As part of our effort to improve the awareness of the importance of diversity in companies, we offer investors a glimpse into the transparency of Bank of America and its commitment to diversity, inclusiveness, and social responsibility. We examined the data Bank of America releases to show you how it reports the diversity of its board and workforce to help readers make educated purchasing and investing decisions.

Below is a table of potential diversity measurements. It shows whether Bank of America discloses its data about the diversity of its board of directors, C-Suite, general management, and employees overall, as is marked with a ✔. It also shows whether Bank of America breaks down those reports to reveal the diversity of itself by race, gender, ability, veteran status, and LGBTQ+ identity.

Bank of America Diversity & Inclusiveness Reporting
  Race Gender Ability Veteran Status Sexual Orientation
Board of Directors      
General Management ✔ (U.S. Only)      
Employees ✔ (U.S. Only)      

Article Sources

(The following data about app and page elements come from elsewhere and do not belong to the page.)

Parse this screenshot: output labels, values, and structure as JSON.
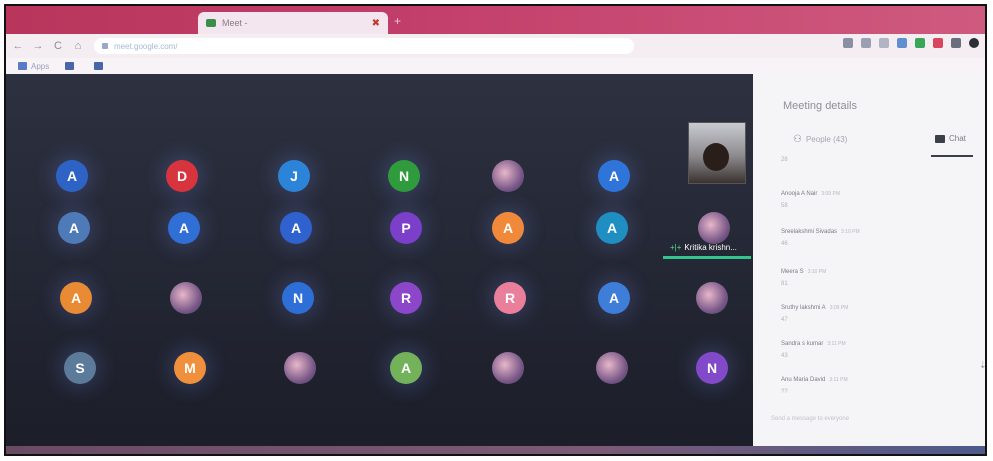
{
  "browser": {
    "tab_title": "Meet - ",
    "tab_close": "✖",
    "new_tab": "+",
    "nav": {
      "back": "←",
      "forward": "→",
      "reload": "C",
      "home": "⌂"
    },
    "address": "meet.google.com/",
    "bookmarks": [
      "Apps",
      "",
      ""
    ]
  },
  "meet": {
    "participants": [
      {
        "initial": "A",
        "color": "#2e63c6",
        "type": "letter"
      },
      {
        "initial": "D",
        "color": "#d8343e",
        "type": "letter"
      },
      {
        "initial": "J",
        "color": "#2c84d8",
        "type": "letter"
      },
      {
        "initial": "N",
        "color": "#2f9b3c",
        "type": "letter"
      },
      {
        "initial": "",
        "color": "",
        "type": "photo"
      },
      {
        "initial": "A",
        "color": "#2f74d9",
        "type": "letter"
      },
      {
        "initial": "A",
        "color": "#4e7bb8",
        "type": "letter"
      },
      {
        "initial": "A",
        "color": "#2f6fd6",
        "type": "letter"
      },
      {
        "initial": "A",
        "color": "#2f62cf",
        "type": "letter"
      },
      {
        "initial": "P",
        "color": "#7b3fc9",
        "type": "letter"
      },
      {
        "initial": "A",
        "color": "#f08a3a",
        "type": "letter"
      },
      {
        "initial": "A",
        "color": "#1f8ec0",
        "type": "letter"
      },
      {
        "initial": "",
        "color": "",
        "type": "photo"
      },
      {
        "initial": "A",
        "color": "#e98a34",
        "type": "letter"
      },
      {
        "initial": "",
        "color": "",
        "type": "photo"
      },
      {
        "initial": "N",
        "color": "#2d6fd6",
        "type": "letter"
      },
      {
        "initial": "R",
        "color": "#8b46c9",
        "type": "letter"
      },
      {
        "initial": "R",
        "color": "#ea7f9b",
        "type": "letter"
      },
      {
        "initial": "A",
        "color": "#3f7ed8",
        "type": "letter"
      },
      {
        "initial": "",
        "color": "",
        "type": "photo"
      },
      {
        "initial": "S",
        "color": "#5c7a99",
        "type": "letter"
      },
      {
        "initial": "M",
        "color": "#f0903c",
        "type": "letter"
      },
      {
        "initial": "",
        "color": "",
        "type": "photo"
      },
      {
        "initial": "A",
        "color": "#73b25a",
        "type": "letter"
      },
      {
        "initial": "",
        "color": "",
        "type": "photo"
      },
      {
        "initial": "",
        "color": "",
        "type": "photo"
      },
      {
        "initial": "N",
        "color": "#8249c8",
        "type": "letter"
      }
    ],
    "active_speaker": "Kritika krishn...",
    "mic_icon": "mic-active-icon"
  },
  "panel": {
    "title": "Meeting details",
    "close": "×",
    "tab_people": "People (43)",
    "tab_chat": "Chat",
    "messages": [
      {
        "name": "",
        "time": "",
        "text": "28"
      },
      {
        "name": "Anooja A Nair",
        "time": "3:09 PM",
        "text": "58"
      },
      {
        "name": "Sreelakshmi Sivadas",
        "time": "3:10 PM",
        "text": "46"
      },
      {
        "name": "Meera S",
        "time": "3:10 PM",
        "text": "81"
      },
      {
        "name": "Sruthy lakshmi A",
        "time": "3:09 PM",
        "text": "47"
      },
      {
        "name": "Sandra s kumar",
        "time": "3:11 PM",
        "text": "43"
      },
      {
        "name": "Anu Maria David",
        "time": "3:11 PM",
        "text": "??"
      }
    ],
    "compose_placeholder": "Send a message to everyone",
    "scroll_arrow": "⇣"
  },
  "taskbar": {
    "time": ""
  },
  "colors": {
    "tab_strip": "#c23e6a",
    "accent_green": "#32c48c"
  }
}
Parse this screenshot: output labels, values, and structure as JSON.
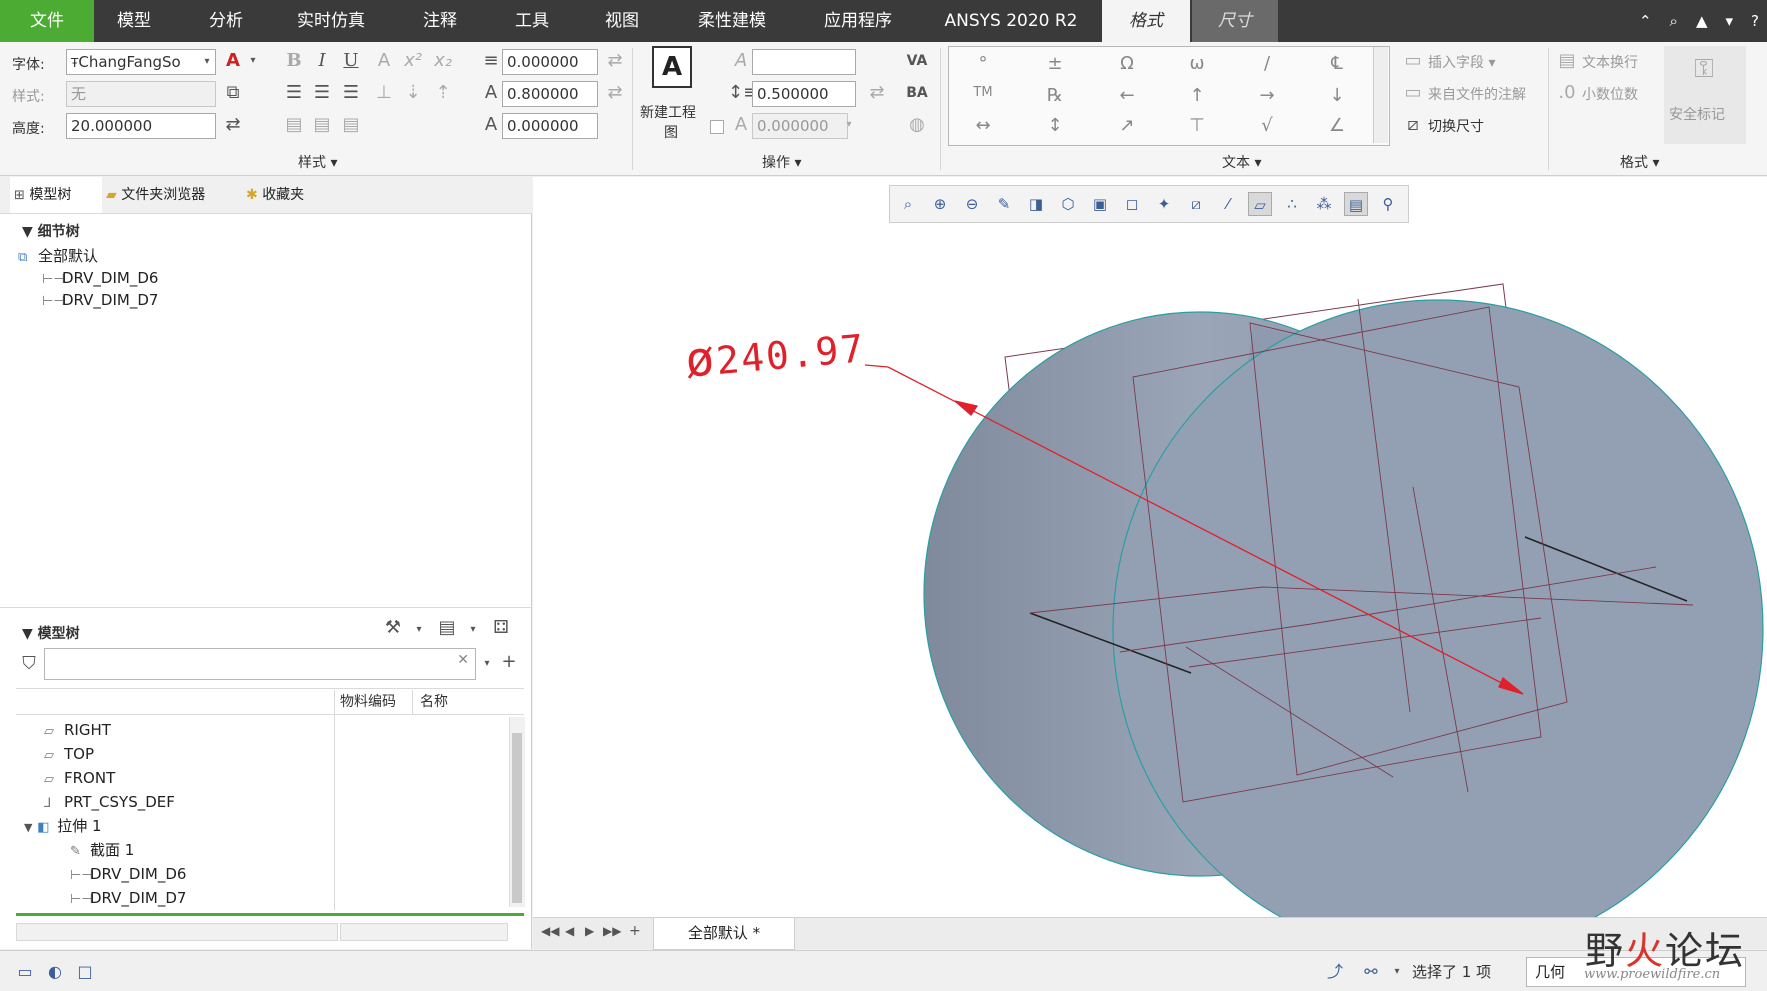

Investopedia requires writers to use primary sources to support their work. These include white papers, government data, original reporting, and interviews with industry experts. We also reference original research from other reputable publishers where appropriate. You can learn more about the standards we follow in producing accurate, unbiased content in our editorial policy.
  1. Bank of America Corp. "Form 10-K for the fiscal year ended December 31, 2020," Page 2. Accessed Feb. 27, 2021.

  2. Fortune. "How Bank of America’s CEO Brian Moynihan orchestrated one of the biggest comebacks in banking history," Accessed March 3, 2020.

  3. Bank of America Corp. "Form 10-K for the fiscal year ended December 31, 2020," Page 32. Accessed Feb. 27, 2021.

  4. Bank of America Corp. "Form 10-K for the fiscal year ended December 31, 2020," Page 166. Accessed Feb. 27, 2021.

  5. Bank of America Corp. "Form 10-K for the fiscal year ended December 31, 2020," Page 166. Accessed Feb. 27, 2021.

  6. Bank of America Corp. "Form 10-K for the fiscal year ended December 31, 2020," Page 167. Accessed Feb. 27, 2021.

  7. Bloomberg. "Bank of America Stands by Pledge of No Layoffs This Year." Accessed Feb. 27, 2021.

  8. Bloomberg. "Bank of America Cuts Staff in Investment Banking and Trading." Accessed Feb. 27, 2021.